I like to use cycling peloton as an analogy for building amazing teams at startups. Distance cycling comes with many challenges that take place in unfamiliar and challenging terrains. Anything can happen. It requires a lot of grit, determination, and tremendous teamwork.
No one do it alone to win the yellow jersey. Startup team building is the same. The CEO (the lead rider) is important but every functional leader and others in the company are just as important. Sales, Marketing, Finance, Customer Success, Engineering, Product must all be A+ players and teams. Each person must bring a specialization but can also work with the boarder team as a whole. Finding A+ players and building an A+ team are extremely hard.
Who are A+ players in the startup land and how to find them?
- They have superpowers. Their superpowers are superpowers that the CEO doesn't have or needs help to strengthen. Their superpowers amplify existing superpowers.
- They get stuff done by rolling up their sleeves. No task is too small. No task is too big. They don't say I want to do this but I don't want to do that.
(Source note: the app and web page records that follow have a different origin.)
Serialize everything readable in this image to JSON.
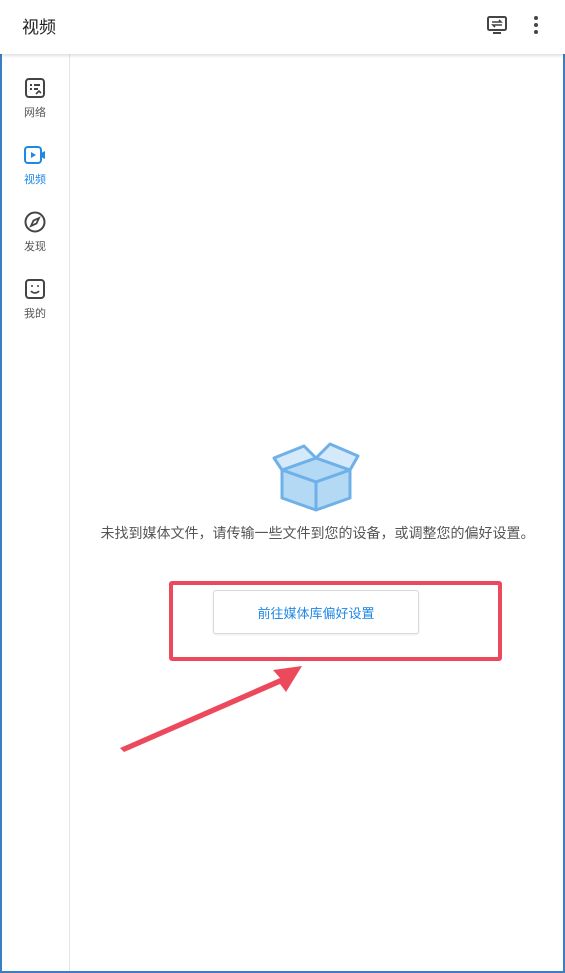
{
  "header": {
    "title": "视频",
    "cast_icon": "cast-icon",
    "more_icon": "more-vert-icon"
  },
  "sidebar": {
    "items": [
      {
        "label": "网络",
        "icon": "network-icon",
        "active": false
      },
      {
        "label": "视频",
        "icon": "video-icon",
        "active": true
      },
      {
        "label": "发现",
        "icon": "compass-icon",
        "active": false
      },
      {
        "label": "我的",
        "icon": "smiley-icon",
        "active": false
      }
    ]
  },
  "main": {
    "empty_icon": "empty-box-icon",
    "empty_message": "未找到媒体文件，请传输一些文件到您的设备，或调整您的偏好设置。",
    "button_label": "前往媒体库偏好设置"
  },
  "colors": {
    "accent": "#1e88e5",
    "highlight": "#ec4a5c",
    "box_fill": "#b3d9f5",
    "box_stroke": "#6fb0e8"
  }
}
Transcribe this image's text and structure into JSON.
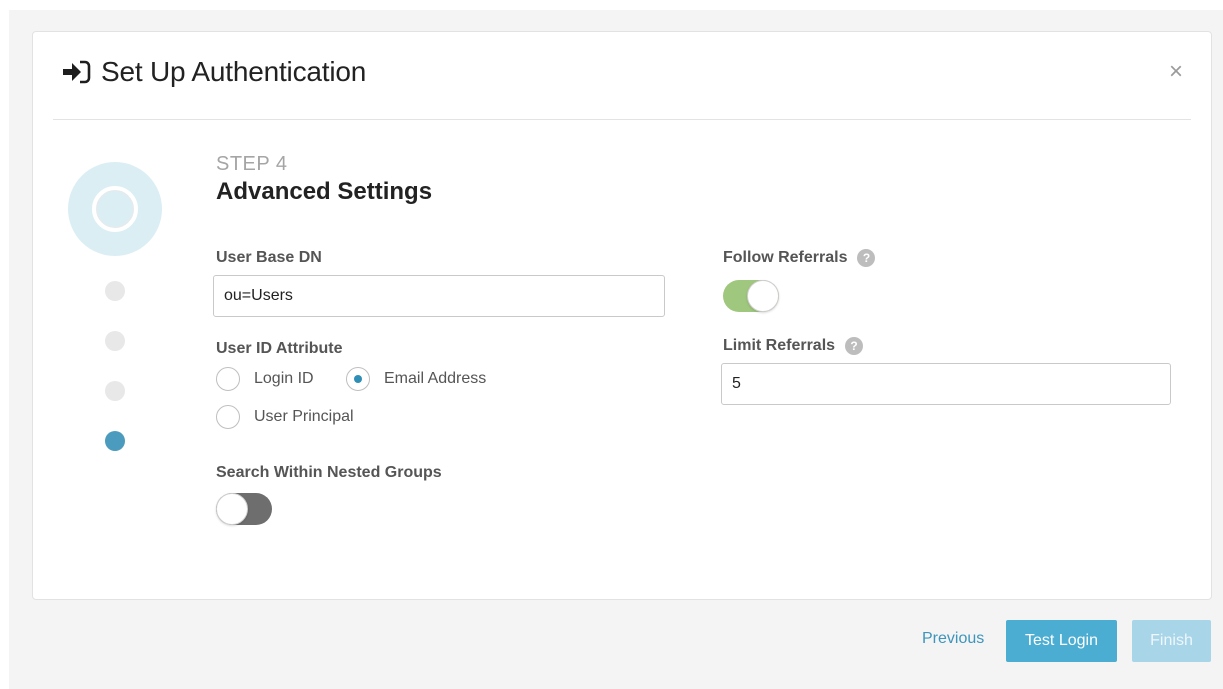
{
  "dialog": {
    "title": "Set Up Authentication",
    "close_glyph": "×",
    "title_icon": "sign-in-icon"
  },
  "stepper": {
    "current_step": 4,
    "total_steps": 4,
    "step_label": "STEP 4",
    "step_title": "Advanced Settings"
  },
  "form": {
    "user_base_dn": {
      "label": "User Base DN",
      "value": "ou=Users"
    },
    "user_id_attribute": {
      "label": "User ID Attribute",
      "options": [
        {
          "label": "Login ID",
          "checked": false
        },
        {
          "label": "Email Address",
          "checked": true
        },
        {
          "label": "User Principal",
          "checked": false
        }
      ]
    },
    "search_nested_groups": {
      "label": "Search Within Nested Groups",
      "enabled": false
    },
    "follow_referrals": {
      "label": "Follow Referrals",
      "enabled": true,
      "help": "?"
    },
    "limit_referrals": {
      "label": "Limit Referrals",
      "value": "5",
      "help": "?"
    }
  },
  "footer": {
    "previous_label": "Previous",
    "test_login_label": "Test Login",
    "finish_label": "Finish"
  },
  "colors": {
    "accent": "#4badd2",
    "link": "#3d95bb",
    "toggle_on": "#9fc77e",
    "toggle_off": "#6e6e6e",
    "active_step": "#4a9bbd"
  }
}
The climber rider doesn't pick which mountain to climb and doesn't sit out when there is no mountain. That rider rides with the team as an A+ rider and shows his superpower when the hill comes to get the team ahead and win points.
- They have no ego but they have confidence. Ego is "I don't want to do this because it is not worth my time and someone else has to do it." Confidence is "I can do this on my own or I need help from another team member, and how do we make this a small or big win."
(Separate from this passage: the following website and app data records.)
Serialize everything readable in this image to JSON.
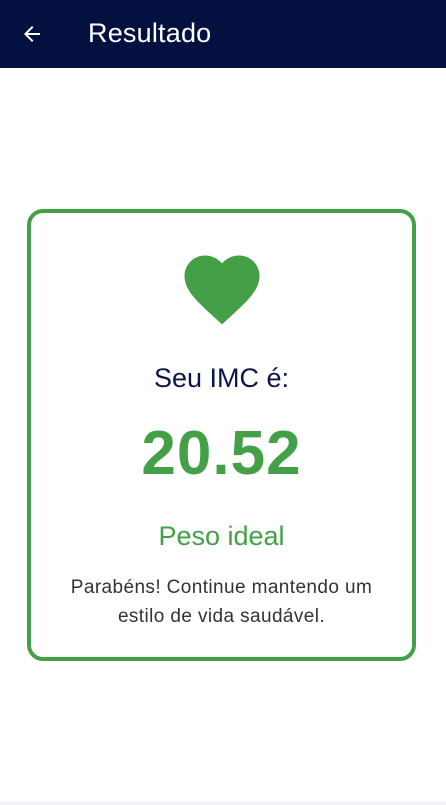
{
  "appbar": {
    "title": "Resultado",
    "back_icon": "arrow-left-icon",
    "background": "#031040"
  },
  "result": {
    "icon": "heart-icon",
    "label": "Seu IMC é:",
    "value": "20.52",
    "status": "Peso ideal",
    "message": "Parabéns! Continue mantendo um estilo de vida saudável.",
    "accent_color": "#43a047"
  }
}
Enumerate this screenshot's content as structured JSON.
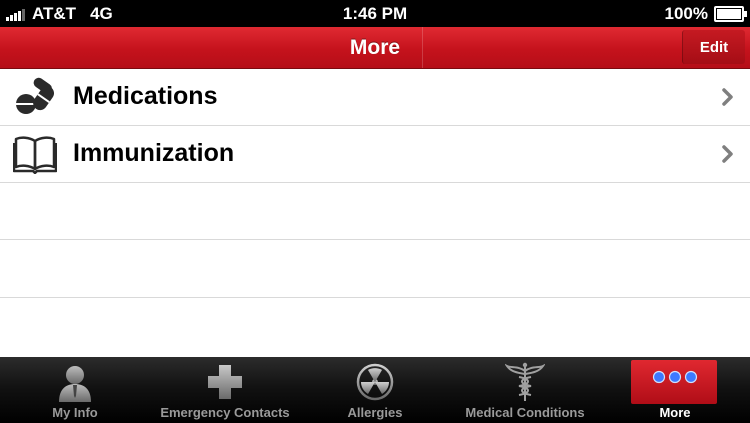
{
  "status_bar": {
    "carrier": "AT&T",
    "network": "4G",
    "time": "1:46 PM",
    "battery": "100%"
  },
  "nav": {
    "title": "More",
    "edit_label": "Edit"
  },
  "list": {
    "items": [
      {
        "label": "Medications",
        "icon": "pills-icon"
      },
      {
        "label": "Immunization",
        "icon": "book-icon"
      }
    ]
  },
  "tabs": [
    {
      "label": "My Info",
      "icon": "person-icon",
      "active": false
    },
    {
      "label": "Emergency Contacts",
      "icon": "plus-cross-icon",
      "active": false
    },
    {
      "label": "Allergies",
      "icon": "radiation-icon",
      "active": false
    },
    {
      "label": "Medical Conditions",
      "icon": "caduceus-icon",
      "active": false
    },
    {
      "label": "More",
      "icon": "more-dots-icon",
      "active": true
    }
  ],
  "colors": {
    "accent_red": "#c5121c",
    "more_dots": "#3d79ff"
  }
}
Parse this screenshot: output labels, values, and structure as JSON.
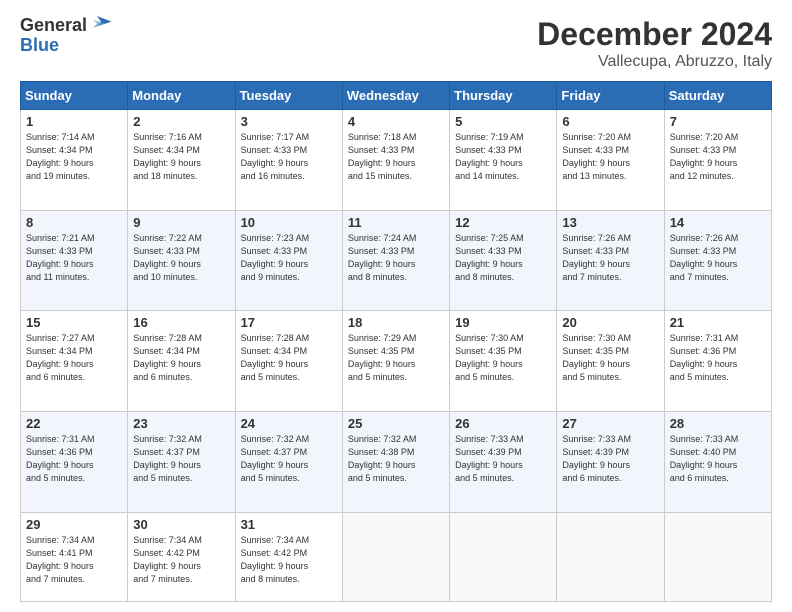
{
  "logo": {
    "general": "General",
    "blue": "Blue"
  },
  "title": {
    "month": "December 2024",
    "location": "Vallecupa, Abruzzo, Italy"
  },
  "weekdays": [
    "Sunday",
    "Monday",
    "Tuesday",
    "Wednesday",
    "Thursday",
    "Friday",
    "Saturday"
  ],
  "weeks": [
    [
      {
        "day": "1",
        "info": "Sunrise: 7:14 AM\nSunset: 4:34 PM\nDaylight: 9 hours\nand 19 minutes."
      },
      {
        "day": "2",
        "info": "Sunrise: 7:16 AM\nSunset: 4:34 PM\nDaylight: 9 hours\nand 18 minutes."
      },
      {
        "day": "3",
        "info": "Sunrise: 7:17 AM\nSunset: 4:33 PM\nDaylight: 9 hours\nand 16 minutes."
      },
      {
        "day": "4",
        "info": "Sunrise: 7:18 AM\nSunset: 4:33 PM\nDaylight: 9 hours\nand 15 minutes."
      },
      {
        "day": "5",
        "info": "Sunrise: 7:19 AM\nSunset: 4:33 PM\nDaylight: 9 hours\nand 14 minutes."
      },
      {
        "day": "6",
        "info": "Sunrise: 7:20 AM\nSunset: 4:33 PM\nDaylight: 9 hours\nand 13 minutes."
      },
      {
        "day": "7",
        "info": "Sunrise: 7:20 AM\nSunset: 4:33 PM\nDaylight: 9 hours\nand 12 minutes."
      }
    ],
    [
      {
        "day": "8",
        "info": "Sunrise: 7:21 AM\nSunset: 4:33 PM\nDaylight: 9 hours\nand 11 minutes."
      },
      {
        "day": "9",
        "info": "Sunrise: 7:22 AM\nSunset: 4:33 PM\nDaylight: 9 hours\nand 10 minutes."
      },
      {
        "day": "10",
        "info": "Sunrise: 7:23 AM\nSunset: 4:33 PM\nDaylight: 9 hours\nand 9 minutes."
      },
      {
        "day": "11",
        "info": "Sunrise: 7:24 AM\nSunset: 4:33 PM\nDaylight: 9 hours\nand 8 minutes."
      },
      {
        "day": "12",
        "info": "Sunrise: 7:25 AM\nSunset: 4:33 PM\nDaylight: 9 hours\nand 8 minutes."
      },
      {
        "day": "13",
        "info": "Sunrise: 7:26 AM\nSunset: 4:33 PM\nDaylight: 9 hours\nand 7 minutes."
      },
      {
        "day": "14",
        "info": "Sunrise: 7:26 AM\nSunset: 4:33 PM\nDaylight: 9 hours\nand 7 minutes."
      }
    ],
    [
      {
        "day": "15",
        "info": "Sunrise: 7:27 AM\nSunset: 4:34 PM\nDaylight: 9 hours\nand 6 minutes."
      },
      {
        "day": "16",
        "info": "Sunrise: 7:28 AM\nSunset: 4:34 PM\nDaylight: 9 hours\nand 6 minutes."
      },
      {
        "day": "17",
        "info": "Sunrise: 7:28 AM\nSunset: 4:34 PM\nDaylight: 9 hours\nand 5 minutes."
      },
      {
        "day": "18",
        "info": "Sunrise: 7:29 AM\nSunset: 4:35 PM\nDaylight: 9 hours\nand 5 minutes."
      },
      {
        "day": "19",
        "info": "Sunrise: 7:30 AM\nSunset: 4:35 PM\nDaylight: 9 hours\nand 5 minutes."
      },
      {
        "day": "20",
        "info": "Sunrise: 7:30 AM\nSunset: 4:35 PM\nDaylight: 9 hours\nand 5 minutes."
      },
      {
        "day": "21",
        "info": "Sunrise: 7:31 AM\nSunset: 4:36 PM\nDaylight: 9 hours\nand 5 minutes."
      }
    ],
    [
      {
        "day": "22",
        "info": "Sunrise: 7:31 AM\nSunset: 4:36 PM\nDaylight: 9 hours\nand 5 minutes."
      },
      {
        "day": "23",
        "info": "Sunrise: 7:32 AM\nSunset: 4:37 PM\nDaylight: 9 hours\nand 5 minutes."
      },
      {
        "day": "24",
        "info": "Sunrise: 7:32 AM\nSunset: 4:37 PM\nDaylight: 9 hours\nand 5 minutes."
      },
      {
        "day": "25",
        "info": "Sunrise: 7:32 AM\nSunset: 4:38 PM\nDaylight: 9 hours\nand 5 minutes."
      },
      {
        "day": "26",
        "info": "Sunrise: 7:33 AM\nSunset: 4:39 PM\nDaylight: 9 hours\nand 5 minutes."
      },
      {
        "day": "27",
        "info": "Sunrise: 7:33 AM\nSunset: 4:39 PM\nDaylight: 9 hours\nand 6 minutes."
      },
      {
        "day": "28",
        "info": "Sunrise: 7:33 AM\nSunset: 4:40 PM\nDaylight: 9 hours\nand 6 minutes."
      }
    ],
    [
      {
        "day": "29",
        "info": "Sunrise: 7:34 AM\nSunset: 4:41 PM\nDaylight: 9 hours\nand 7 minutes."
      },
      {
        "day": "30",
        "info": "Sunrise: 7:34 AM\nSunset: 4:42 PM\nDaylight: 9 hours\nand 7 minutes."
      },
      {
        "day": "31",
        "info": "Sunrise: 7:34 AM\nSunset: 4:42 PM\nDaylight: 9 hours\nand 8 minutes."
      },
      null,
      null,
      null,
      null
    ]
  ]
}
- They are transparent and direct. Riders on the tour have nowhere to hide, rain or shine. If they don't feel well, they stop. If they are tired, they tell the other riders on the team and they fall back a bit. Same in startups. Transparency and being direct on how to do things, how to help each other, and how to solve problems together are very important. Analysis paralysis is often a symptom of not being able to create a transparent and direct culture.
- They execute and look ahead. Riders wake up and ride based on a plan, and they shift their plans as they ride. Flat tire. Change and continue. A teammate pushes another one forward to restart fast. Same in startups. With a sound plan, it is time to execute vs talking about the plan and how to execute. Just do it and iterate.
- They celebrate wins - small or big. Some days are really hard but even on hard days, there are wins. Celebrate those as a team! Celebrate the individuals who helped with the wins. The positivity is the magic dust that goes around and make the next day brighter.
How to do find A+ players and build A+ teams?
CEO and functional leaders must be seeking talent all the time even if the company is not hiring. A+ player can come from anywhere.
A+ players are often missed because they don't fit a box or definition or the job descriptions. Look for traits, superpowers, attitude, how they answer questions, how they think, evaluate their career choices as a whole vs hiring based on the prior role they have had, for example.
A+ players want to achieve a big mission. They are mission driven and goal oriented. They are part of the team with a clear mission. They want to achieve the mission. They are able to break down the mission into goals and execute.
A+ players are confident and do not have ego. Really figure this out before you hire a person. Ego is toxic in a team environment. Teams should be made up of confident, driven, smart, hands-on, and nice people.
Look at if the person has overcome big challenges - in their personal and professional lives.
Look for people who are constantly learning to build or strengthen their superpowers.
Look for people who are strategic and hands on. They think and reflect and absorb the big picture and they work with others to deliver on the specific elements of the big picture.
A+ players work hard. Working hard is an essential element to achieving big things. No way around it. It is not for everyone which is fine. Don't be apologetic that you want to build an A+ team with people who want to work hard.
A+ teams have crystal clear goals that are stupid simple and everyone from the EA to the CEO can articulate and get it. Win yellow jersey and let's talk about how. That is a clear goal. Everyone plays a role and is accountable to achieve this goal. Same in startups. Too many goals or measurements confuse people and accountability is lost. A+ players get frustrated and under-performers start to grow.
Diversity. A+ teams are hard to build but look at this year and prior year's Tour de France team. They are diverse in skills, age, culture, experience and where they grow up and from!